Every line in the entries that holds "goal" should be identified and copied.

Top of RECORDED INFORMATION

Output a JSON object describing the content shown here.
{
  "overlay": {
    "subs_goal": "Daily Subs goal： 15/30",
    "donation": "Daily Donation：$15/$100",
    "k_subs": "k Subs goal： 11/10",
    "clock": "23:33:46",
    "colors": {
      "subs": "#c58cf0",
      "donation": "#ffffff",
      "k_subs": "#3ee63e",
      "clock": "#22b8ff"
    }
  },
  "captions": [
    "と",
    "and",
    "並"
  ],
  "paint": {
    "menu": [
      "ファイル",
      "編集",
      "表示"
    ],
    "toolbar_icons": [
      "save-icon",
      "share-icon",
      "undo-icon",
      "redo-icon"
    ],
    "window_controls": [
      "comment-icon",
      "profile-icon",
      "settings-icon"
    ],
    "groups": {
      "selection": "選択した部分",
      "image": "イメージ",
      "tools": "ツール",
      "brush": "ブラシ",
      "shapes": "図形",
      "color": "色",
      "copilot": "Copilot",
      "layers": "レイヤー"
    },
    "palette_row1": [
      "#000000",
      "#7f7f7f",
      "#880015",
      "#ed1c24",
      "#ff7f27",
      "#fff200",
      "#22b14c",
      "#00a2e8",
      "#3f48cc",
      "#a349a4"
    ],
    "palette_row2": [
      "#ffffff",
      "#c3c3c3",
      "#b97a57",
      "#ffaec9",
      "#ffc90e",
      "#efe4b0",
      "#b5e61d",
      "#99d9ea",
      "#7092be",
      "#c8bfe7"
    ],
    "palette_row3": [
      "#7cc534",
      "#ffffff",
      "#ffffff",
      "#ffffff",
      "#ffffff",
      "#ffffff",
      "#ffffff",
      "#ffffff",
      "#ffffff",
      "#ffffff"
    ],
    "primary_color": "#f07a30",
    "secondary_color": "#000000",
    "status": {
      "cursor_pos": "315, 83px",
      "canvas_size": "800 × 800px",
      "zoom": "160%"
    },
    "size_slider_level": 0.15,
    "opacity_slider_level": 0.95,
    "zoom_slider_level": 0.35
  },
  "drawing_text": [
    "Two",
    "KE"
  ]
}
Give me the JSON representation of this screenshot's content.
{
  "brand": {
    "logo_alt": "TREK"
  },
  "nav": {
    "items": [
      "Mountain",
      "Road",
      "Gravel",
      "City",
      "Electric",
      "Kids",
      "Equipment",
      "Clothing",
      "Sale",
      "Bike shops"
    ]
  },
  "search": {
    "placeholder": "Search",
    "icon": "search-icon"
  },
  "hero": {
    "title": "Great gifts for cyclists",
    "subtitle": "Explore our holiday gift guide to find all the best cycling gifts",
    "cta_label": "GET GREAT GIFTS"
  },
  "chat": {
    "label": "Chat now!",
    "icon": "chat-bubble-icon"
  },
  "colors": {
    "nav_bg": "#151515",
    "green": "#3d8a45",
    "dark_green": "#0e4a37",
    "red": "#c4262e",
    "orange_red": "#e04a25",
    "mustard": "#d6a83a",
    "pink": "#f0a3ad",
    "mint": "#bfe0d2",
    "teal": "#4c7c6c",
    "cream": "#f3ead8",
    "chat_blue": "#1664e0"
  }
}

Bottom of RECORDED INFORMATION

--- EXPECTED ANSWER ---
    "subs_goal": "Daily Subs goal： 15/30",
    "k_subs": "k Subs goal： 11/10",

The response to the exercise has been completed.